Yes, we await it, but it still delays,
Who most has suffered, takes dejectedly
Lays bare of wretched days;
And how the dying spark of hope was fed,
THE reference here, I assume, is to the In Memoriam of Tennyson—a work which certainly appears to me by no means as healthy as the grief of a great poet ought to be. The whole passage in The Scholar Gipsy is worth study as showing the evil influence of diseased literature. Mr. Arnold catches the exact spirit of Tennyson when he proceeds thus :
This for our wisest: and we others pine,
And waive all claim to bliss.
. Our wisest!' What wisdom is there in this maudlin moaning over the events of life? That the highest wisdom pertains to the supreme poet is my firm creed: but the supreme poet is not the man to ululate interminably about the death of a friend. He knows too well the significance of death. He knows too well the goodness of God and the greatness of man. To him life is not by any means a 'long unhappy dream’ idea worthy of a Frenchman or a focl. It is, on the contrary, a noble reality, only too brief for the great deeds that should be achieved in it, for the immortal ideas that pervade it.
The Greeks knew better. Their type of the
poet was Apollo, the divinity of sunshine and strength and youth and love. Fancy Apollo in need of hourly varied anodynes . . one
i day the melancholy verse of Tennyson, and another the distraught prose of Carlyle one day Holloway's pills, and another old Dr. Jacob Townsend's sarsaparilla ! Not precisely the poetic lord of the arrows of light:

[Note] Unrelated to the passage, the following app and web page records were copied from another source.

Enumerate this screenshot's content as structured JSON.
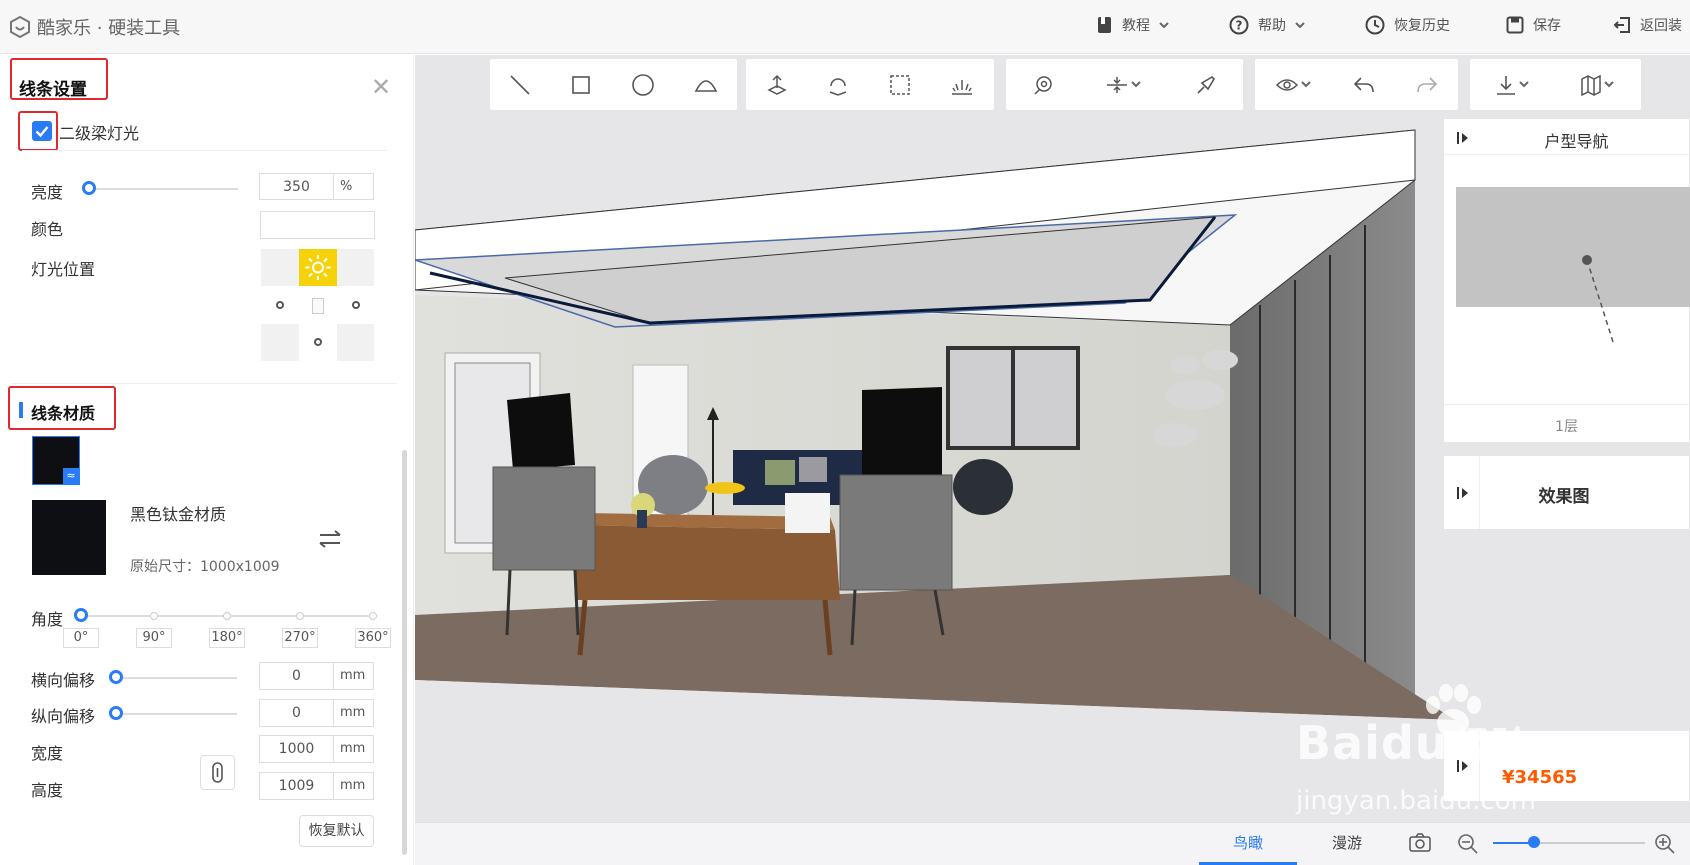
{
  "app": {
    "title": "酷家乐 · 硬装工具"
  },
  "topmenu": {
    "tutorial": "教程",
    "help": "帮助",
    "history": "恢复历史",
    "save": "保存",
    "back": "返回装"
  },
  "panel": {
    "title": "线条设置",
    "beam_light_label": "二级梁灯光",
    "beam_light_checked": true,
    "brightness_label": "亮度",
    "brightness_value": "350",
    "brightness_unit": "%",
    "brightness_level": 0.04,
    "color_label": "颜色",
    "light_pos_label": "灯光位置",
    "material_title": "线条材质",
    "material_name": "黑色钛金材质",
    "material_size": "原始尺寸：1000x1009",
    "angle_label": "角度",
    "angle_ticks": [
      "0°",
      "90°",
      "180°",
      "270°",
      "360°"
    ],
    "angle_value": 0,
    "h_offset_label": "横向偏移",
    "h_offset_value": "0",
    "v_offset_label": "纵向偏移",
    "v_offset_value": "0",
    "width_label": "宽度",
    "width_value": "1000",
    "height_label": "高度",
    "height_value": "1009",
    "unit_mm": "mm",
    "reset": "恢复默认"
  },
  "navigator": {
    "title": "户型导航",
    "floor": "1层"
  },
  "render": {
    "title": "效果图",
    "price": "¥34565"
  },
  "bottombar": {
    "tab_bird": "鸟瞰",
    "tab_roam": "漫游",
    "active_tab": "鸟瞰",
    "zoom_level": 0.27
  },
  "watermark": {
    "brand": "Baidu",
    "cn": "经验",
    "url": "jingyan.baidu.com"
  },
  "colors": {
    "accent": "#2a7bf6",
    "highlight": "#e0282e",
    "light": "#f5d20a",
    "price": "#ff5a00"
  }
}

Nunquam humeris positurus arcum,
Delius et Patareus Apollo.
It is no wonder that the lower classes of minds among us are afflicted with a morbid disgust of life, when men of such intellectual power as the authors of In Memoriam and The Scholar Gipsy show the bad example. Both are poets of no common order ; but both have wholly mistaken the life of man on this planet if they really imagine it to be
nothing more than a 'long unhappy dream.' It is a great reality, and very full of happiness.
Wordsworth (who lived without anodynes, having faith in God) thus admirably defined the qualifications of a poet
The vision and the faculty divine.
suppose some amount of the divine faculty must be admitted to belong to the morbid modern poet : but no glimpse of the divine
: vision has he, or he would not mope and moan, like an idiot who cannot apprehend the meaning of life-like an owl blinking painfully at the sunshine. To the true poet is given in the highest mortal measure that divine vision which all men in their degree may attain : and no amount of high culture, of musical and literary faculty, will make a man a poet unless he is also a seër. To see God and man and life and death as they are —not through spectacles of blue or yellow glass—is a poet's first necessity. If he cannot